Heat illness can affect anyone and we should all watch for symptoms in ourselves and others during warm weather.
Heat illness is more common under certain conditions and for individuals with certain risk factors. High temperatures, direct sun exposure, lack of wind or breeze, and exposure to hot surfaces such as blacktop streets or hot machinery increase the risk of heat illness.
Personal risk factors can also increase the likelihood of heat illness, such as dehydration, not being physically ready for an activity, not taking enough breaks during strenuous activity or during extreme temperatures.

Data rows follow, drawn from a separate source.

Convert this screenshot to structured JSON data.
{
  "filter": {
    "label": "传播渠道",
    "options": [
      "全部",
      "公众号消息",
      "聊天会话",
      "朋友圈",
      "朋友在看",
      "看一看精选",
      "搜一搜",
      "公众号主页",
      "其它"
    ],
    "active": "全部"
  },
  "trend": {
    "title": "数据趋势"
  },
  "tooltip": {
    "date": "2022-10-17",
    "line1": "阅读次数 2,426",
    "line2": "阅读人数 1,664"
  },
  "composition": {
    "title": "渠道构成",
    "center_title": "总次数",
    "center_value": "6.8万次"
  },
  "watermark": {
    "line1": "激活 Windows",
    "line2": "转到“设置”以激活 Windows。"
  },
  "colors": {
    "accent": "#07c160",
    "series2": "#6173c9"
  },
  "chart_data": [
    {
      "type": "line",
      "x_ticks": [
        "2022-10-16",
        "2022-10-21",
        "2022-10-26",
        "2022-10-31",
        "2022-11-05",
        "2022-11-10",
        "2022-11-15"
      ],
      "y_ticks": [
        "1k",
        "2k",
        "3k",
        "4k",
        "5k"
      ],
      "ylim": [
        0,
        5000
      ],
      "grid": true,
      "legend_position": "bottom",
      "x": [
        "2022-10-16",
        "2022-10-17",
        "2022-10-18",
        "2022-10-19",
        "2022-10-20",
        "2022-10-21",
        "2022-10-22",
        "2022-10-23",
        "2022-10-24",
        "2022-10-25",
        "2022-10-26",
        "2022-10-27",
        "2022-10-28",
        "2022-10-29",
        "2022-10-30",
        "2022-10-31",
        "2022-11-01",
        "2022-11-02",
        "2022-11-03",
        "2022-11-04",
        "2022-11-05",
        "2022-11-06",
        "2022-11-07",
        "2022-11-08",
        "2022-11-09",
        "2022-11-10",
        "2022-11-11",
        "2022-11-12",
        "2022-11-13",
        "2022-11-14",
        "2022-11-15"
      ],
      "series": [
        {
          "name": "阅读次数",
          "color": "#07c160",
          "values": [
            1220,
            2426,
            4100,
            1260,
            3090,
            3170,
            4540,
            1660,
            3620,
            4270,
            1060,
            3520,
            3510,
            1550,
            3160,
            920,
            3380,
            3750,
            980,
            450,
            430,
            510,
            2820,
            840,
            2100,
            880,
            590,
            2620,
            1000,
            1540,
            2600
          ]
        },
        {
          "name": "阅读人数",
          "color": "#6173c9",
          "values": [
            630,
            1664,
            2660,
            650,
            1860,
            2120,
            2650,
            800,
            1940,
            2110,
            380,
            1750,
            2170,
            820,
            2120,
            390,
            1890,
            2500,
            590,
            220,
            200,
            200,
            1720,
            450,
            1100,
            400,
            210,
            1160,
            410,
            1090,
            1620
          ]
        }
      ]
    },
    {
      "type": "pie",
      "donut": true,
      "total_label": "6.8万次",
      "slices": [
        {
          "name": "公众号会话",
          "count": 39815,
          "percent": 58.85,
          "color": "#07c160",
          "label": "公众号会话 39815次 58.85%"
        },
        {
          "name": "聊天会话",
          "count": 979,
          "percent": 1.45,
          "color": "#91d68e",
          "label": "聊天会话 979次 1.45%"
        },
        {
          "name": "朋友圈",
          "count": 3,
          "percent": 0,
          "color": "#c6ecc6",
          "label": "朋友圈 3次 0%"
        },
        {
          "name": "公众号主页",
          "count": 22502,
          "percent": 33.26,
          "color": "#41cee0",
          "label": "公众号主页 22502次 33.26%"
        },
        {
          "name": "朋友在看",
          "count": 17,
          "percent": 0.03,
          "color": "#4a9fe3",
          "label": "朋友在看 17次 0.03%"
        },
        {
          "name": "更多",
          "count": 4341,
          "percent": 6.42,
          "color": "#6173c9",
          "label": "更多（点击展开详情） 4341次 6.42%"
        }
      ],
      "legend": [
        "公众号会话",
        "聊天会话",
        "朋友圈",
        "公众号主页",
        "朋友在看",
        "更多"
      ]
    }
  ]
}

People are also at greater risk who have diabetes or heart disease, who have larger bodies or take certain medications including diuretics, muscle relaxers or medications for: blood pressure, allergies, depression or psychosis, diarrhea, dizziness.
If you believe someone has heat exhaustion, get them water and into a cool place immediately. If symptoms persist or worsen to heat stroke, call 911 and follow the supportive measures below until help arrives.
- Heavy sweating
- Dizziness or feeling faint
- Weakness or muscle cramps
- Clammy or pale skin
- Nausea, vomiting
- Rapid heartbeat
- Shallow or rapid breathing
What to do
- Remove excess clothing
- Rest in a cool area
- Drink plenty of fluids
- Have a sports drink or salty snack to replace salt and minerals lost through sweat.
- Take a cool shower, bath or sponge bath
- Red, hot skin
- Rapid pulse
- Heavy sweating (may be absent)
- Severe headache
- Loss of consciousness
- Body temperature of 103 or higher
What to do
- Call 9-1-1
- Move to an air-conditioned space
- Cool down with cold towels and ice
- Offer water only if fully conscious